- WORK TASK
Report only the number of lines in the entries below that hold the word "icon".

- Web page and app entries
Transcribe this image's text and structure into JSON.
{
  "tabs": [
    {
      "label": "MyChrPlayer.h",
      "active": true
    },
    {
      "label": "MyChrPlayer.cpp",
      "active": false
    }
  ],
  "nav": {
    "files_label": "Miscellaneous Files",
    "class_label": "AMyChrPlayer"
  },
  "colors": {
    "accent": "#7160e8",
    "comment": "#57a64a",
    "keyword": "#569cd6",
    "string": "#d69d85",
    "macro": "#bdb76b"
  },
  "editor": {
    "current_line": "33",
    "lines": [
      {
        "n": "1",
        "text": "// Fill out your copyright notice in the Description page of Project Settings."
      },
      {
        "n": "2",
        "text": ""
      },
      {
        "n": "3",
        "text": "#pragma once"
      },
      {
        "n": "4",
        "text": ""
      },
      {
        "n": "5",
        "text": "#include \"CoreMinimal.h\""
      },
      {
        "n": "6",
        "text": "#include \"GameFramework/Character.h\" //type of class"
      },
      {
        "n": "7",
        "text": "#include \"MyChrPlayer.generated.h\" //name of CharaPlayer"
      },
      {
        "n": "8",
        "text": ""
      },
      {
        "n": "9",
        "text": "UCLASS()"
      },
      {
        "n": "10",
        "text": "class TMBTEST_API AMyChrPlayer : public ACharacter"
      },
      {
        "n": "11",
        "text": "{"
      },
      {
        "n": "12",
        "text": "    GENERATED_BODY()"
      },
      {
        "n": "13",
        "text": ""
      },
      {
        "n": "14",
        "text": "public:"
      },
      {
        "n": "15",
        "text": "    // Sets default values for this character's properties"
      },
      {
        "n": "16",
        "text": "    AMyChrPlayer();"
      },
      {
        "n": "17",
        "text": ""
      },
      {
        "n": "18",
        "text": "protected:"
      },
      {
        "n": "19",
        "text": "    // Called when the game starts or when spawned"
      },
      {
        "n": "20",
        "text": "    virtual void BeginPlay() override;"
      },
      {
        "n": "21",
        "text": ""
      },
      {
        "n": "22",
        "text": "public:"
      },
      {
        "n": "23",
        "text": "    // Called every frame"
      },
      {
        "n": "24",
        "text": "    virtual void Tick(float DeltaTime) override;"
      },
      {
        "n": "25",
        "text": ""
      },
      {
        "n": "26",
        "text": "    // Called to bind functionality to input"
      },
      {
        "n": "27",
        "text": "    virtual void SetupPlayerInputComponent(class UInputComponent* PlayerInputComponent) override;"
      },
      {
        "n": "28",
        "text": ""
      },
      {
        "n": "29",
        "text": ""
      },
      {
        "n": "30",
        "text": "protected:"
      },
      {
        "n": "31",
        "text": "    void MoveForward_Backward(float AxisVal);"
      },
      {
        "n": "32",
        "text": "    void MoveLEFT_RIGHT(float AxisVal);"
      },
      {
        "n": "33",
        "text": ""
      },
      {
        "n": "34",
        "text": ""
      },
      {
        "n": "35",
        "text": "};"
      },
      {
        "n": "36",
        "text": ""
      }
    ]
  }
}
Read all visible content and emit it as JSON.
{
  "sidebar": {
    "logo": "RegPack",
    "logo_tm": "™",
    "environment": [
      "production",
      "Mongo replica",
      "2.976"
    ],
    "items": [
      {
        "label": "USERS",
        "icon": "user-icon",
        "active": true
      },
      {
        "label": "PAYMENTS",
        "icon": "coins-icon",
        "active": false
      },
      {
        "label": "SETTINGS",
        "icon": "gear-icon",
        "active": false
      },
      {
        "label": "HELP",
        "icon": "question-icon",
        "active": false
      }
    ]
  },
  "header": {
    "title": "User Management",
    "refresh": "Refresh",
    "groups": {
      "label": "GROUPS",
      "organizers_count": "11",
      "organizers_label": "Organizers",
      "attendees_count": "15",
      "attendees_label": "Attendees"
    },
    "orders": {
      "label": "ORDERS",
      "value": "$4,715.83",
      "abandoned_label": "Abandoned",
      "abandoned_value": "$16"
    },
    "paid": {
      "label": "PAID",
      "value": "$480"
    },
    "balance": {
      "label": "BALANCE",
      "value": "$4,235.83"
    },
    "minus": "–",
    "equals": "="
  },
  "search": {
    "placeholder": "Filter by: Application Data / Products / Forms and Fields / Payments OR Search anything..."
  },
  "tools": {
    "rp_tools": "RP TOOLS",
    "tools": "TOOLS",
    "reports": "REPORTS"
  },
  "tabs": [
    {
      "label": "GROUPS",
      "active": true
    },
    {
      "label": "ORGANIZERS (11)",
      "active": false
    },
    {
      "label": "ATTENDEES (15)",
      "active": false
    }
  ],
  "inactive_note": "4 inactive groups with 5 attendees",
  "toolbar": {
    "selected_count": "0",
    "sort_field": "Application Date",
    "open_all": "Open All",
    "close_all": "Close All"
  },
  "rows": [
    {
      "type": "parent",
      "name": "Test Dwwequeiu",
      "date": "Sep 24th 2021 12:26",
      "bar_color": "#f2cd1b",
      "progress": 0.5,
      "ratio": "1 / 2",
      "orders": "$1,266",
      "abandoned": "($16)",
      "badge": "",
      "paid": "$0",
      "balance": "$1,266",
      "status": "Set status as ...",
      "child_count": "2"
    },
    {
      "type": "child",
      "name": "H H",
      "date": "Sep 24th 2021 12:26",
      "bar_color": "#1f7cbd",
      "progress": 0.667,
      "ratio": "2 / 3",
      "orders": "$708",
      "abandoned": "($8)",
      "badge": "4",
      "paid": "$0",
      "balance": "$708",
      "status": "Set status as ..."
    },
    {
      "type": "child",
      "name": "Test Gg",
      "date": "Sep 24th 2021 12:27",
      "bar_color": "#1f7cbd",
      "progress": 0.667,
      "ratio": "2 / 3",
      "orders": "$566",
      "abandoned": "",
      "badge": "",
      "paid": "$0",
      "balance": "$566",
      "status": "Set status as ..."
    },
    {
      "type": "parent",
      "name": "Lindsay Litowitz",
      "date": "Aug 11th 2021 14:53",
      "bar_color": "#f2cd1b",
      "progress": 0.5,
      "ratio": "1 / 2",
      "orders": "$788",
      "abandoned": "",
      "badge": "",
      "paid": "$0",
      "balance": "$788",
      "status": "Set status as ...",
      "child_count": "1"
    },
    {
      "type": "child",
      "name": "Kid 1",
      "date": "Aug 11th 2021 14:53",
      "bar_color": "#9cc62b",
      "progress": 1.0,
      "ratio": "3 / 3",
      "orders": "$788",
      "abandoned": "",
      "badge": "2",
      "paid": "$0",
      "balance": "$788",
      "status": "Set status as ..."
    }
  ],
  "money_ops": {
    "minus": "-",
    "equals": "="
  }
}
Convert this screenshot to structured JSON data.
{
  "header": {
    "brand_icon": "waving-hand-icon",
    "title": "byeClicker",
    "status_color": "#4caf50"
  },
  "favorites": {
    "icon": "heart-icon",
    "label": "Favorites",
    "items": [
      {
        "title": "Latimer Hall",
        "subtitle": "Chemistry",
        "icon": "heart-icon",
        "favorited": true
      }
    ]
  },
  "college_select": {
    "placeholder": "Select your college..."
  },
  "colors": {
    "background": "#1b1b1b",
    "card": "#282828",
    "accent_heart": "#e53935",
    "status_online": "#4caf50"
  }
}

- EXERCISE SOLUTION
7